One of the many devastating knock-on consequences of the coronavirus crisis is the impact it has had on those in need of an organ transplant. Operations have been postponed and the number of people dying while waiting for a transplant has sharply risen. The coronavirus is putting huge extra strain on a system already under pressure.

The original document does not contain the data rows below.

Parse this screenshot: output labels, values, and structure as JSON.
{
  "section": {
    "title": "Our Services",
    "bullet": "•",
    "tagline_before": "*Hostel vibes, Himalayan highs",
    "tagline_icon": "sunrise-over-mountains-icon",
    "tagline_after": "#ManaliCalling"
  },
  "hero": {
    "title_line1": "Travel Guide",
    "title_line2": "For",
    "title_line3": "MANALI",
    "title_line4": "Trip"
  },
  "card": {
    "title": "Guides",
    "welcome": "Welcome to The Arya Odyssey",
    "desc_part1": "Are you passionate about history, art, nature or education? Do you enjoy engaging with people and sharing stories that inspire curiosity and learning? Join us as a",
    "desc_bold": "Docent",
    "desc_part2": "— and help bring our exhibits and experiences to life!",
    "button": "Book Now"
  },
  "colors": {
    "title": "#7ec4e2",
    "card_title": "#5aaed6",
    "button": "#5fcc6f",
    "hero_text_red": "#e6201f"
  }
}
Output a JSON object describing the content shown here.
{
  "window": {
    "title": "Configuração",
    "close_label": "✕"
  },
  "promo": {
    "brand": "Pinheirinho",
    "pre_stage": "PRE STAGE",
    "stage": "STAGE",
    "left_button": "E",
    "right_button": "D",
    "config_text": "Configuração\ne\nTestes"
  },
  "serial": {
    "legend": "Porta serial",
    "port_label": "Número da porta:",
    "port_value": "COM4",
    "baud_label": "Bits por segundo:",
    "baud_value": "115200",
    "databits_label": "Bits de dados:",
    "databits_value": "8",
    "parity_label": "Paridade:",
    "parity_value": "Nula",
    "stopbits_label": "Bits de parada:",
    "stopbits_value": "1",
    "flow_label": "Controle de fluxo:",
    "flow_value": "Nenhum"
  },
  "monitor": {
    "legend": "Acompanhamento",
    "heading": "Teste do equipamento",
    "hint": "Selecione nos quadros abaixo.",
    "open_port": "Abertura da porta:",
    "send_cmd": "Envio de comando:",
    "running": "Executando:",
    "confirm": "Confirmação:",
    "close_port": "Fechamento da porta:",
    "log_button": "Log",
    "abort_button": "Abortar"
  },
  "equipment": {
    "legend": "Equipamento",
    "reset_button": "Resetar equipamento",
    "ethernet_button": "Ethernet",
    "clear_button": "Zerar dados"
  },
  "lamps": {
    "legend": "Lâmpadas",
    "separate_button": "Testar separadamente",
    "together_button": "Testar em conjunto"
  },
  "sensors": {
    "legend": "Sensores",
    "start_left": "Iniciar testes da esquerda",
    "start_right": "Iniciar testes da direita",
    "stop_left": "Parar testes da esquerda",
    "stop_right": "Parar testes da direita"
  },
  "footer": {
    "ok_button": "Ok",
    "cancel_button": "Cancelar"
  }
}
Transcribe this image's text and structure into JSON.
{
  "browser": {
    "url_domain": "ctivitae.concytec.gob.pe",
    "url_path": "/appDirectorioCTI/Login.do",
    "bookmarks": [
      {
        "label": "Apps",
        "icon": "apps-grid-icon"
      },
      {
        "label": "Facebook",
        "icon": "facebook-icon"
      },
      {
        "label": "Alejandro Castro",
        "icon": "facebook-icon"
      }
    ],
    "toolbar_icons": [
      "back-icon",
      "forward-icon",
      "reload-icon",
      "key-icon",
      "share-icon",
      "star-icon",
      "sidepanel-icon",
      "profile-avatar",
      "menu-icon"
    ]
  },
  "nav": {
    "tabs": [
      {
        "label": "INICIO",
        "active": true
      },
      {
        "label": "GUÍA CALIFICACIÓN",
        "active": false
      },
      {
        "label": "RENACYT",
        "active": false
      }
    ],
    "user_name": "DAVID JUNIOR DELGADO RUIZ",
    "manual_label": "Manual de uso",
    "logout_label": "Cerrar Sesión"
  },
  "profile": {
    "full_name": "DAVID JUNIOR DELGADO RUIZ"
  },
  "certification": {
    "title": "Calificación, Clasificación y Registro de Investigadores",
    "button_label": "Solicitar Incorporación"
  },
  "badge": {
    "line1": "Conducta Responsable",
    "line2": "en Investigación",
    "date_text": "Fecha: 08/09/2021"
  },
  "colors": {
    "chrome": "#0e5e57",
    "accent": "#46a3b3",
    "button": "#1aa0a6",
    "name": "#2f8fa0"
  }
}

As well as offering hope to families, I believe that Max and Keira’s law will also benefit society by helping to bring people together. The decision that Keira’s parents took was an act of compassion that represents the best of humanity—a lesson in solidarity from which we can all learn. We must be mindful, however, that the new organ donation system will not in itself be a silver- bullet solution. We all still need to play our part. We know that this law will improve the consent rate. The devolved Government in Wales introduced their opt-out system in December 2015. The result was stark: Wales now has the highest consent rate of any UK nation at 77%, up from 58% five years ago.
However, if we are going to make a success of the new system, NHS Blood and Transplant will require additional capacity to deal with an increase in donors. That means that the Government must ensure that our NHS trusts have the resources they need to perform the operations, to support the donors and their families, and to care for the patients after their transplants.
This also includes the medical staff, so they understand the new system and encourage bereaved families to talk, understand and support their loved one’s wishes. The Government must also maintain their support for the public awareness campaign, so that the changes are widely understood and everybody knows that the choice to donate is still yours to make. Donors should know that they will be treated with dignity and respect, and the family of the deceased will still be involved.
I am very aware of the Department of Health and Social Care’s work, including with the National Black, Asian and Minority Ethnic Transplant Alliance and the launch of the community investment scheme, but it is essential that we continue to direct our efforts into BAME communities, which are often most affected. Nearly a third of those on the active transplant list are from black, Asian or ethnic minority backgrounds, and it is members of that community who also wait longer for operations. Improving education and raising awareness is important so that everyone has an equal chance, regardless of their ethnicity, of having a life-saving transplant.
We also all have a responsibility to record our choice on the NHS’s organ donor register and, crucially, to tell our loved ones what our intentions are. The coronavirus has left thousands of families in mourning, shattered our economy and upended our entire way of life. Good news is in short supply, but the implementation of Max and Keira’s law affords us a rare glimmer of hope—the hope that more lives will be saved and the hope that we, too, can act with decency and empathy, even in the worst of times. Thank you to all those who made it happen.